§ Exercise directions
All that is needed is each line of the entries holding the word "message", copied as it stands.

§ Listed records
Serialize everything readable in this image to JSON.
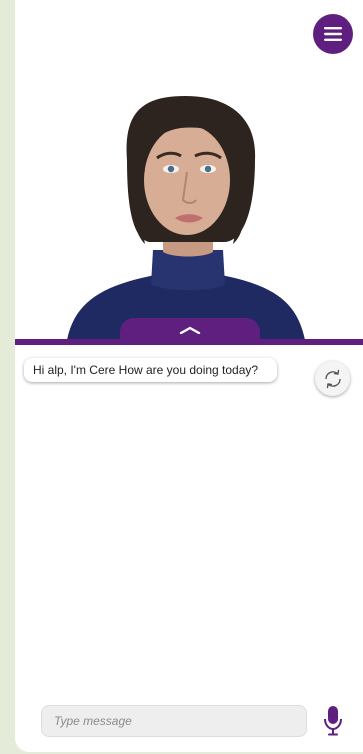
{
  "chat": {
    "message": "Hi alp, I'm Cere How are you doing today?"
  },
  "composer": {
    "placeholder": "Type message"
  },
  "colors": {
    "brand_purple": "#5f1f7f",
    "page_background": "#e4ecd9"
  },
  "icons": {
    "menu": "hamburger-menu-icon",
    "toggle": "chevron-up-icon",
    "refresh": "refresh-icon",
    "mic": "microphone-icon"
  }
}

§ Written response
    "message": "Hi alp, I'm Cere How are you doing today?"
    "placeholder": "Type message"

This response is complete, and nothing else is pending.